Posted on Aug 08, 2012 | Comments 3
Researchers at Texas A&M University conducted a study of the reactions of college-age men and women when confronted with behavior that is demeaning to women.
In one experiment, participants were given a reading assignment in which a woman was subjected to disparaging remarks. In a second experiment, participants actually observed the inappropriate behavior.
In both cases, men had very little reaction and tended to not believe they should react to the behavior. The results showed that women who read about an encounter were upset about the behavior and stated that they would object to the disparaging remarks. But when women were actually confronted with the behavior, their reactions were similar to those of men. The women tended to ignore the bad behavior or did nothing to object to it.
Among the authors of the study, published in the journal Sex Roles, are Kathi Miner, an assistant professor of psychology with a joint appointment in the women’s and gender studies program at Texas A&M and Claudia Benavides-Espinoza, assistant professor of sports management at Arkansas State University, who did her graduate work at Texas A&M.

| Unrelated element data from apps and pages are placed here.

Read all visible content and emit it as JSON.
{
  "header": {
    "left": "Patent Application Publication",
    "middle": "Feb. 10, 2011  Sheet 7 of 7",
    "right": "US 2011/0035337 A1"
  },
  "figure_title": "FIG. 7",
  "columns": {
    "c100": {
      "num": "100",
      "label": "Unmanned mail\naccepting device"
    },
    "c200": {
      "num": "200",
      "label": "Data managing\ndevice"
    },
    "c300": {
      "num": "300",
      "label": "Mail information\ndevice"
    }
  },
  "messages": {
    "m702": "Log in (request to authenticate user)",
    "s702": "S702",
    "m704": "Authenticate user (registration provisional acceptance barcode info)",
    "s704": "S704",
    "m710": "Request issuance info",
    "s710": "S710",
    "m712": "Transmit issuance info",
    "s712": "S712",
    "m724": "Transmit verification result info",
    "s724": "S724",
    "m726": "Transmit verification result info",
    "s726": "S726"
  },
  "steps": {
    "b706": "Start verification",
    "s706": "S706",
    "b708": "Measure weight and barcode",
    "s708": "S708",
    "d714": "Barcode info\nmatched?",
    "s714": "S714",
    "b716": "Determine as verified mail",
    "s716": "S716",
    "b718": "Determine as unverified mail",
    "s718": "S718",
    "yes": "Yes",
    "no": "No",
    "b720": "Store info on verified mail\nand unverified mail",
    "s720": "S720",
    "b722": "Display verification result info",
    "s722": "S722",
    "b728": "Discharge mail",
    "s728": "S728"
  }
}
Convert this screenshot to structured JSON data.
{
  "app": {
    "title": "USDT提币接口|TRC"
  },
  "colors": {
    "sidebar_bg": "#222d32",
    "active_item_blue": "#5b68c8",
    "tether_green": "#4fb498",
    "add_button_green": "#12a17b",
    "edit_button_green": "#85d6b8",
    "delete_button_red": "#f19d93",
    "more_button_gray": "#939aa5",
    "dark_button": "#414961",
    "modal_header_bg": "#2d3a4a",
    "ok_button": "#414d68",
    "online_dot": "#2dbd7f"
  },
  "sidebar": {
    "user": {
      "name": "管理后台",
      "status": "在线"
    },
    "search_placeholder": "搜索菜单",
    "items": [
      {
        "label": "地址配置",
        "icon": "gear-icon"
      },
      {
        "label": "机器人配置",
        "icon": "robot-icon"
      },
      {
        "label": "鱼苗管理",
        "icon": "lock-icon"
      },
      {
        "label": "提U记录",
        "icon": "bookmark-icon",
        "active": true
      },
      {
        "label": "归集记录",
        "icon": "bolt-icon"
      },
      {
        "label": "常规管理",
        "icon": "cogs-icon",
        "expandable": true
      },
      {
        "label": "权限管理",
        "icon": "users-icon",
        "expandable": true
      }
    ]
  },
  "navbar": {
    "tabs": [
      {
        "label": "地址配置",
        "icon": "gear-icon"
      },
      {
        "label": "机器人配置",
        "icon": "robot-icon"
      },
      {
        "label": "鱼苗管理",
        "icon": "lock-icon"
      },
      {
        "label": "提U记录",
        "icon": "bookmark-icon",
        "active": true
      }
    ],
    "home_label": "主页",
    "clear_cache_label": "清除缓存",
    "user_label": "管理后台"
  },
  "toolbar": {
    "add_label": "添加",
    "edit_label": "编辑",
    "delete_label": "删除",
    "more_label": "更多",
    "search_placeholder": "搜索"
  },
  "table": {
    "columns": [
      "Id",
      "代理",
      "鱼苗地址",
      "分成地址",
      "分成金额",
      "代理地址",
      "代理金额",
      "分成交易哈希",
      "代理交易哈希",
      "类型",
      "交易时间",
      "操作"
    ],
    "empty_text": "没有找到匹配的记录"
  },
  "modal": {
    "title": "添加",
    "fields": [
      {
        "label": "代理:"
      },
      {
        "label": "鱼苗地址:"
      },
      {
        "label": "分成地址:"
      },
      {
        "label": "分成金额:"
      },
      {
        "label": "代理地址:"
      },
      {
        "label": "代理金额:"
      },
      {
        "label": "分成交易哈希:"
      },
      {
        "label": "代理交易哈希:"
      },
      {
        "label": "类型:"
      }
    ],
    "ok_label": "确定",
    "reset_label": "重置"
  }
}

Dr. Miner is a graduate of the University of California at Irvine. She holds a master’s degree from Southern Methodist University and a Ph.D. in psychology and women’s studies from the University of Michigan.
Dr. Benavides-Espinoza is a graduate of the Universidad Autonoma de Nuevo Leon in Mexico. She holds master’s and Ph.D. degrees from Texas A&M University.
Filed Under: Research/Study